[Saved data entries]
^^^^^^^^

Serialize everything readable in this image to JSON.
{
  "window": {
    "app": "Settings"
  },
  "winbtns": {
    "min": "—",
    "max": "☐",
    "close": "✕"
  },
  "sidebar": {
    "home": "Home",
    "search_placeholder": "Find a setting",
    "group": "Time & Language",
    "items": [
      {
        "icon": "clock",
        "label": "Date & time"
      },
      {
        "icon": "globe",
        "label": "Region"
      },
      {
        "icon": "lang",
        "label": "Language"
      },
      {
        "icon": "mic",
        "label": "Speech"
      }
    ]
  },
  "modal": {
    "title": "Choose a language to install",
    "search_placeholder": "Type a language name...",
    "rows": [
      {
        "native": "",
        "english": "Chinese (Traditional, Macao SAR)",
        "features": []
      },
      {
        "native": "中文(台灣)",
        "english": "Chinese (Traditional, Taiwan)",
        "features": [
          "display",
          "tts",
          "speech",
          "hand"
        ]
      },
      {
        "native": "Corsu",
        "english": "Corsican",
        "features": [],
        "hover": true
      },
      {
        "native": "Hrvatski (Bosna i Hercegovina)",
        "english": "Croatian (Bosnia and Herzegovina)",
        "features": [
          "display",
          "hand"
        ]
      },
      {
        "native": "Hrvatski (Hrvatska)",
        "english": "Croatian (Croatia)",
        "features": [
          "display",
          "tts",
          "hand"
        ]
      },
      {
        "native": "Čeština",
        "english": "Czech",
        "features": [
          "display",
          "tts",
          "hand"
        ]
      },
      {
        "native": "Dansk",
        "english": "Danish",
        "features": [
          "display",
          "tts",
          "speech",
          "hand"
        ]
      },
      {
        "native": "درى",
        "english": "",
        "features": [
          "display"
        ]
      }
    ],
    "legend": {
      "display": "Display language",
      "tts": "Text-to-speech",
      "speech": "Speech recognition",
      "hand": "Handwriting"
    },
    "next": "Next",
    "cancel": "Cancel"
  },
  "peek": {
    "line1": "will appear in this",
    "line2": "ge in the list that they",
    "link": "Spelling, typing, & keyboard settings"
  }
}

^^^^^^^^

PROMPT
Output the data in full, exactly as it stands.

YOUR SOLUTION
Serialize everything readable in this image to JSON.
{
  "window": {
    "app": "Settings"
  },
  "winbtns": {
    "min": "—",
    "max": "☐",
    "close": "✕"
  },
  "sidebar": {
    "home": "Home",
    "search_placeholder": "Find a setting",
    "group": "Time & Language",
    "items": [
      {
        "icon": "clock",
        "label": "Date & time"
      },
      {
        "icon": "globe",
        "label": "Region"
      },
      {
        "icon": "lang",
        "label": "Language"
      },
      {
        "icon": "mic",
        "label": "Speech"
      }
    ]
  },
  "modal": {
    "title": "Choose a language to install",
    "search_placeholder": "Type a language name...",
    "rows": [
      {
        "native": "",
        "english": "Chinese (Traditional, Macao SAR)",
        "features": []
      },
      {
        "native": "中文(台灣)",
        "english": "Chinese (Traditional, Taiwan)",
        "features": [
          "display",
          "tts",
          "speech",
          "hand"
        ]
      },
      {
        "native": "Corsu",
        "english": "Corsican",
        "features": [],
        "hover": true
      },
      {
        "native": "Hrvatski (Bosna i Hercegovina)",
        "english": "Croatian (Bosnia and Herzegovina)",
        "features": [
          "display",
          "hand"
        ]
      },
      {
        "native": "Hrvatski (Hrvatska)",
        "english": "Croatian (Croatia)",
        "features": [
          "display",
          "tts",
          "hand"
        ]
      },
      {
        "native": "Čeština",
        "english": "Czech",
        "features": [
          "display",
          "tts",
          "hand"
        ]
      },
      {
        "native": "Dansk",
        "english": "Danish",
        "features": [
          "display",
          "tts",
          "speech",
          "hand"
        ]
      },
      {
        "native": "درى",
        "english": "",
        "features": [
          "display"
        ]
      }
    ],
    "legend": {
      "display": "Display language",
      "tts": "Text-to-speech",
      "speech": "Speech recognition",
      "hand": "Handwriting"
    },
    "next": "Next",
    "cancel": "Cancel"
  },
  "peek": {
    "line1": "will appear in this",
    "line2": "ge in the list that they",
    "link": "Spelling, typing, & keyboard settings"
  }
}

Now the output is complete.